Early Christianity was timed very well to come into existence. In an age of prosperity (relative to historical standards) distinctively marked by personal religion and popularity of the mystery cults, Christianity had very fertile ground. What might be overlooked is how budding technology contributed to the spread of Christian doctrine. One major development that helped spread early Christianity was the advent of codex. D.C. Parker describes codex as such:
In its simplest format, a codex is made by taking a pile of sheets of writing material, folding them in half, and then (starting at the top of the first sheet) writing the text on them. The whole pile is then stitched together through the centre fold.
Prior to the advent of Codex, Christians would have needed to use unwieldy rolls to communicate ideas via the written medium (other alternatives being wax tablets and wood planks which were not particularly suited for mass distribution). Codex started to become vogue in the second half of the first century. Paul explicitly says he owns his very own (2Ti4:13 “parchments”). D.C. Parker relates his translation of one advertisement for this innovative product:
Since you want my booklets with you
Round the house and on the road,
Buy these compact parchment tablets:
Leave the book box with the rolls;
Hold this in a single hand!
So you know where you can find them
I will tell you: seek Secundus
freedman of the Luccan savant
Behind the gate of Peace’s Temple
And the marketplace of Pallas.
This comes from the Roman author Martial who lived between 40-105AD, indicating codex had not universally replaced rolls at his time and was even then needing to gain marketshare.
Martial lists the benefits of codex. Codex was a smaller format that could be held in the hand and carried about on trips. It was more durable and even cheaper to produce. It was an amazing innovation that brought a literary revolution, at least in the Christian sphere.
Codex is the format exclusively found for all early Christian writings. Here D.C. Parker describes the state of existing manuscripts:
We have no copies of early Christian writings older than the middle of the second century, so we cannot at present know at what stage the codex replaced the roll, or even whether the codex was used for some or all of these writings from the beginning. The evidence of the forty or so manuscripts surviving from the second and third centuries is that by about 150 it was normative for Christians to copy the writings which later became the New Testament into the papyrus codex format.
If any book of the New Testament was represented on rolls within the first century, we have no evidence of this fact. Instead early Christians most likely read exclusively from Codex. The mere presence of the codex lends itself to suggest a wider literacy for early Christians than suggested by Bart Ehrman (the author quoted by Ehrman for his less than 10% literacy claim says his estimate may not be in the same ballpark). The codex, like the Guttenberg Bible and the internet afterwards, represented literature for the underclass, literature to the people, easy to distribute and cost effective. Paul himself encourages wide distribution (reproduction?):

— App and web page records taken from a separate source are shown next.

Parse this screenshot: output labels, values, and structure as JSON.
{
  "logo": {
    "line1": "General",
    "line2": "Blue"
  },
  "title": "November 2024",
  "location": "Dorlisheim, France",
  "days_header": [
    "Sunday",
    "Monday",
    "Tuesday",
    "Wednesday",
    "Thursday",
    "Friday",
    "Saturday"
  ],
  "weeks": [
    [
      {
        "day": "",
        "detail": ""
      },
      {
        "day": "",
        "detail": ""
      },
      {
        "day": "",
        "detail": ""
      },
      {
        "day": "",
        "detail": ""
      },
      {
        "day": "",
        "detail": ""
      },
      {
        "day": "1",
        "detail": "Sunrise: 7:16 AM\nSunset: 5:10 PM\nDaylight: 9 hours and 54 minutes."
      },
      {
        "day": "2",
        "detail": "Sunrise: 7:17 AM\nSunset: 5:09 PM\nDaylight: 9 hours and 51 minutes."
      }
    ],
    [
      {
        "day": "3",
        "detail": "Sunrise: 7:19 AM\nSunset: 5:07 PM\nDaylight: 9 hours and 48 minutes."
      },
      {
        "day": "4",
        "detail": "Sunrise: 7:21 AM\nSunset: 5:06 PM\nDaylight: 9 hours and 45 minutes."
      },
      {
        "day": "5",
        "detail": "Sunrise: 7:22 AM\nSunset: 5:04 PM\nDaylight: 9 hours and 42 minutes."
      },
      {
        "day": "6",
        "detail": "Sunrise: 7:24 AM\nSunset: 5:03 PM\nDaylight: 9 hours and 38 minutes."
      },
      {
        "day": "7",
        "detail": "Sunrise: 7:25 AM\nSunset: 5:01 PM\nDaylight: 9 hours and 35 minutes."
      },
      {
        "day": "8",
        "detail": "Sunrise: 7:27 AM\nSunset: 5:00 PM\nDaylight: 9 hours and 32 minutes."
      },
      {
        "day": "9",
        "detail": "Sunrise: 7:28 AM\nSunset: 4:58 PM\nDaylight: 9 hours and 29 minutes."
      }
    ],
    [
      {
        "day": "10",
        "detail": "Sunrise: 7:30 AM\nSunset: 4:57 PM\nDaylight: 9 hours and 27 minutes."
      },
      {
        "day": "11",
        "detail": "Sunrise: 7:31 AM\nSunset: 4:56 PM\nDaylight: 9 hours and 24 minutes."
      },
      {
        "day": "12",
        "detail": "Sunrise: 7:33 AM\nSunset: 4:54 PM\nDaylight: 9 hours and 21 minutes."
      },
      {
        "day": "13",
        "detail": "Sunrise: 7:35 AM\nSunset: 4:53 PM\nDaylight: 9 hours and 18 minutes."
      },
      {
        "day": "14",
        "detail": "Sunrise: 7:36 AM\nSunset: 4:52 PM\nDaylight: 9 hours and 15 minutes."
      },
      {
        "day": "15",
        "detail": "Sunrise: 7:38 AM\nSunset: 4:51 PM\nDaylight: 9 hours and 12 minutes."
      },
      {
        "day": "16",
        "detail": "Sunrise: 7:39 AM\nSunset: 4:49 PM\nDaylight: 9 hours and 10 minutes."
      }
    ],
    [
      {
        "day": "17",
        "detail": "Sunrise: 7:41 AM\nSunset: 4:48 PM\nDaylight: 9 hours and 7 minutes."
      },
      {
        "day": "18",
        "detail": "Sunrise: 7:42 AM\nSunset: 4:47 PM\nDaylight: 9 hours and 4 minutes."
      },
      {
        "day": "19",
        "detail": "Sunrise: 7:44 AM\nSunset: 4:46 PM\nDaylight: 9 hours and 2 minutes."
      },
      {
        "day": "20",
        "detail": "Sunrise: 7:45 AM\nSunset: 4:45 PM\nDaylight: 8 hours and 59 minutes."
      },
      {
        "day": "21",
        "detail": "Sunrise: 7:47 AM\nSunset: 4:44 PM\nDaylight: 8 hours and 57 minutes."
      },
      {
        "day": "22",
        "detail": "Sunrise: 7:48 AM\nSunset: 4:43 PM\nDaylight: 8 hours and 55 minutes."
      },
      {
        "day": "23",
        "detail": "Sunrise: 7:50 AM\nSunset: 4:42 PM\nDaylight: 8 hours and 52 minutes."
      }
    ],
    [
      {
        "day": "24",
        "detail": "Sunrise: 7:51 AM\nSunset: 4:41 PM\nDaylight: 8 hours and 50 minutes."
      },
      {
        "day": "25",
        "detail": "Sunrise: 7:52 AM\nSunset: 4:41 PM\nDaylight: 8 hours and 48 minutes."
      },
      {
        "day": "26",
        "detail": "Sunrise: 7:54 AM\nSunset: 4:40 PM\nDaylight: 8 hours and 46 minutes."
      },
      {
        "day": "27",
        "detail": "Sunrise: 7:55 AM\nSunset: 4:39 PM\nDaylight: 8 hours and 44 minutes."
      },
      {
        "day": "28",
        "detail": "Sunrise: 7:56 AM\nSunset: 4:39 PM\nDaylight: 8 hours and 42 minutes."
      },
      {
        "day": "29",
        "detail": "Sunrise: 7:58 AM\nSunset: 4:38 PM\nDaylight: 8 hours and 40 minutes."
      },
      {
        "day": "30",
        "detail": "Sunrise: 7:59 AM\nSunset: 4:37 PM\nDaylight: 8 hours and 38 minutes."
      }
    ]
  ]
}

Col 4:16 And when this epistle is read among you, cause that it be read also in the church of the Laodiceans; and that ye likewise read the epistle from Laodicea.
Granted, wax tablets and wooden planks could have been used (both of which would not even conceivably last until the modern day), but most likely this was to be reproduced on codex (durable, relatively cheaper, and easy to handle). Without the codex would we have Christianity in its modern form? Most likely not.